The Feldmans rode off with Walsh’s horse in tow hoping to convince the old man that he couldn’t keep up walking. Jayne kept an eye on their back trail looking for Walsh in the dark. Finally they heard him holler, “Hold up.”

The Feldmans rode back to check on Walsh but couldn’t find him in the dark. They didn’t have flashlights to search with, but, feeling around in the dark, Ron found Walsh turtled up in a Jojoba bush. This time Ron insisted Walsh get on the horse and ride out. Walsh reluctantly crawled into the saddle and rode out to First Water with the Feldmans.

To this day Ron and Jayne talk about their adventure with old Carroll Walsh with a slight twinkle in their eye[s]. They both wanted to help the old man, but the location of his claims were beyond comprehension. And, when Ron and Jayne Feldman remark about how “rough the country is,” you can bet one thing… you should not be there. Walsh had picked one of the most rugged areas in the Superstition Wilderness to stake his claims.

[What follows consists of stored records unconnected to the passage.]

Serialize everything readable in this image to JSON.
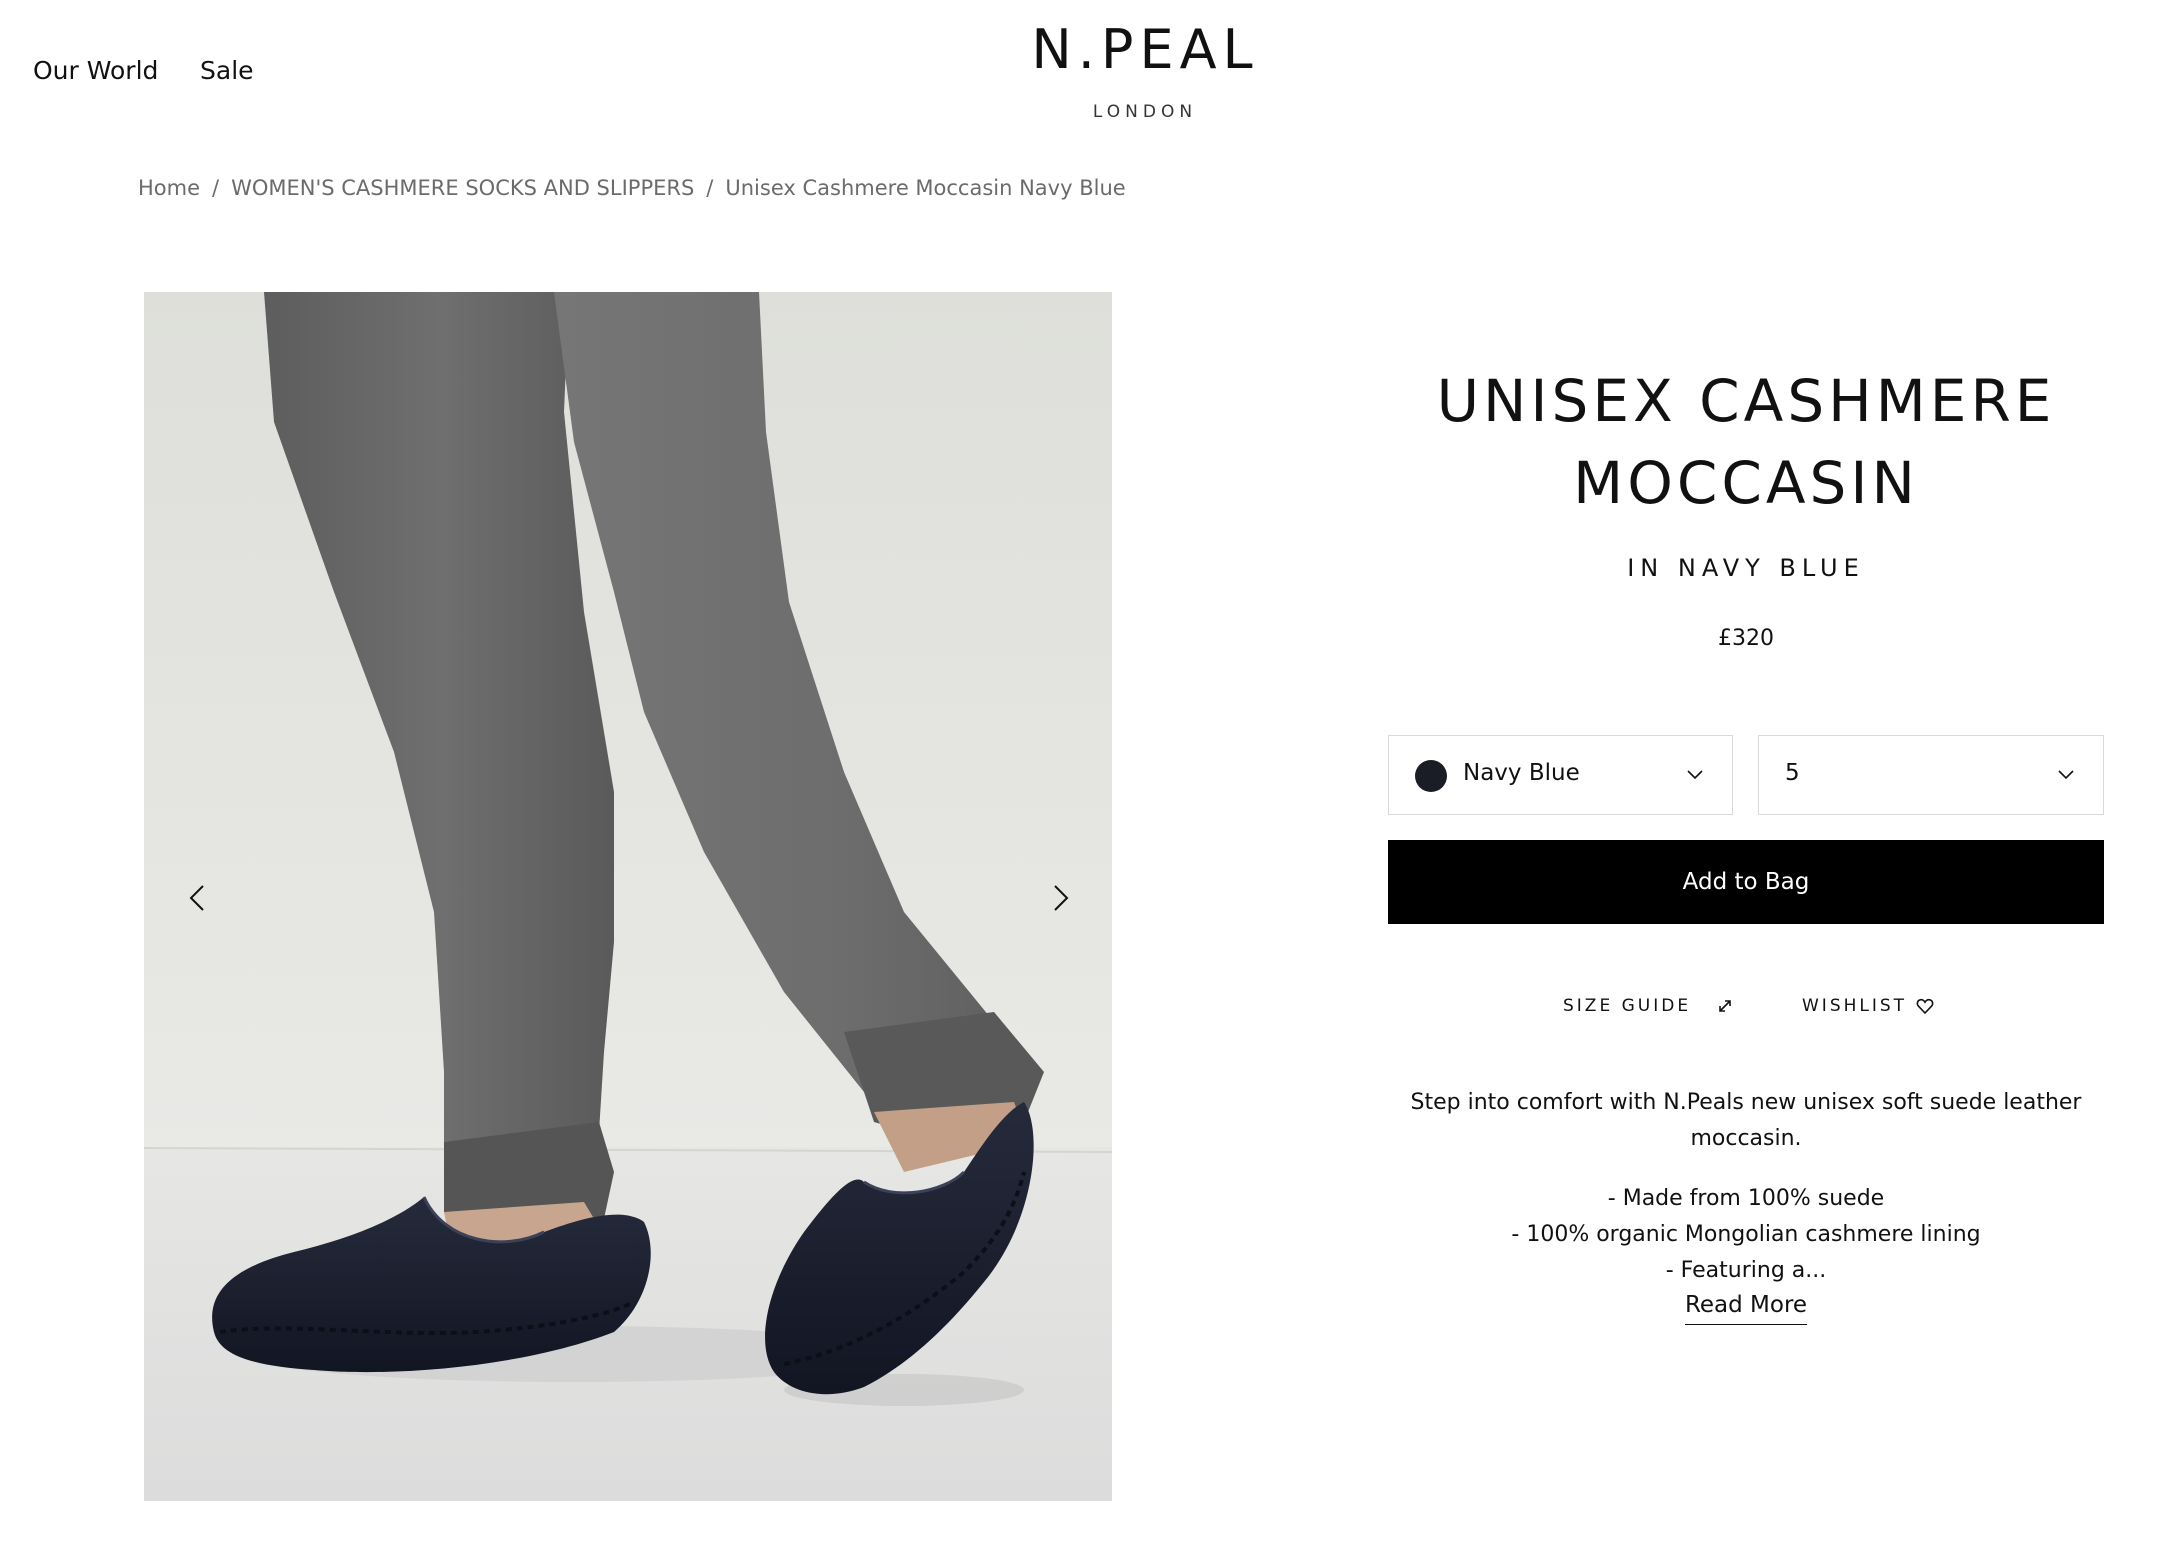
{
  "header": {
    "nav": [
      {
        "label": "Our World"
      },
      {
        "label": "Sale"
      }
    ],
    "logo": {
      "brand": "N.PEAL",
      "sub": "LONDON"
    }
  },
  "breadcrumb": [
    {
      "label": "Home"
    },
    {
      "label": "WOMEN'S CASHMERE SOCKS AND SLIPPERS"
    },
    {
      "label": "Unisex Cashmere Moccasin Navy Blue"
    }
  ],
  "breadcrumb_separator": "/",
  "gallery": {
    "image": "navy-suede-moccasins-grey-joggers-photo",
    "prev_icon": "chevron-left-icon",
    "next_icon": "chevron-right-icon"
  },
  "product": {
    "title": "UNISEX CASHMERE MOCCASIN",
    "subtitle": "IN NAVY BLUE",
    "price": "£320",
    "color_select": {
      "value": "Navy Blue",
      "swatch_color": "#1a1d26",
      "icon": "chevron-down-icon"
    },
    "size_select": {
      "value": "5",
      "icon": "chevron-down-icon"
    },
    "add_to_bag_label": "Add to Bag",
    "size_guide_label": "SIZE GUIDE",
    "size_guide_icon": "ruler-icon",
    "wishlist_label": "WISHLIST",
    "wishlist_icon": "heart-icon",
    "description": {
      "intro": "Step into comfort with N.Peals new unisex soft suede leather moccasin.",
      "bullets": [
        "- Made from 100% suede",
        "- 100% organic Mongolian cashmere lining",
        "- Featuring a..."
      ]
    },
    "read_more_label": "Read More"
  },
  "colors": {
    "accent": "#000000",
    "text": "#111111",
    "muted": "#6b6b6b",
    "border": "#d9d9d9"
  }
}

Those claims were located almost 1,000 feet directly above the bottom of La Barge Canyon, immediately west of the north end of Geronimo Head. The climb up the west façade of Geronimo Head certainly could be hazardous to one’s health.

Ron and Jayne still enjoy reminiscing about the time they helped Carroll Walsh. This old prospector was trying to maintain the validity of his claims under the Wilderness Act of 1964. The twenty-year mining moratorium had expired on January 1, 1984, and after that date miners and prospectors could not file any new mining claims in the Superstition Wilderness Area.

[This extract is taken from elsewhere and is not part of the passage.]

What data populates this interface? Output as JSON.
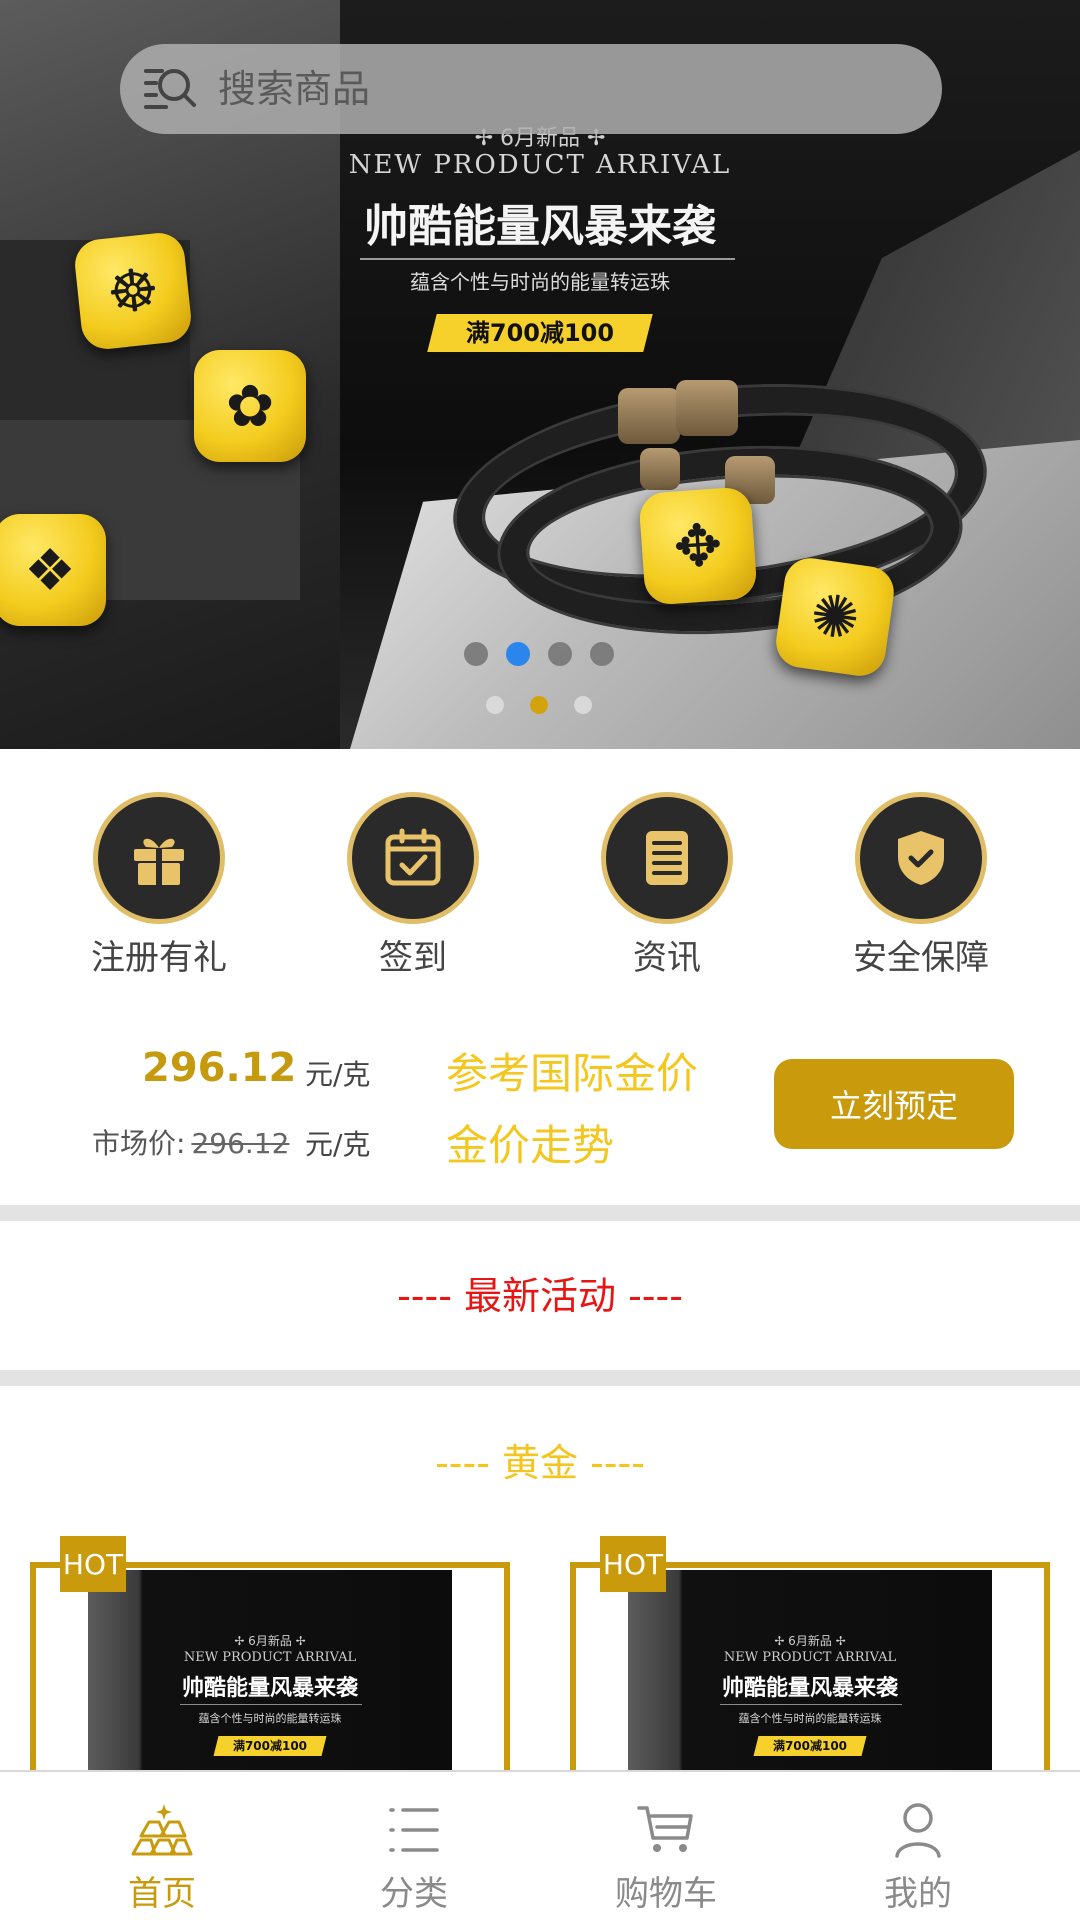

Incidents like these have inspired me to write about these old timers who live a wanderlust way of life searching for fabled mines in the mountains of Arizona. I must agree, many of them found nothing, but they did find a way of life that was far more suitable to their liking than punching a time-clock each day and being constantly supervised. Maybe the French philosopher Rousseau had them in mind when he penned his metaphor, “They march to the beat of a different drummer.”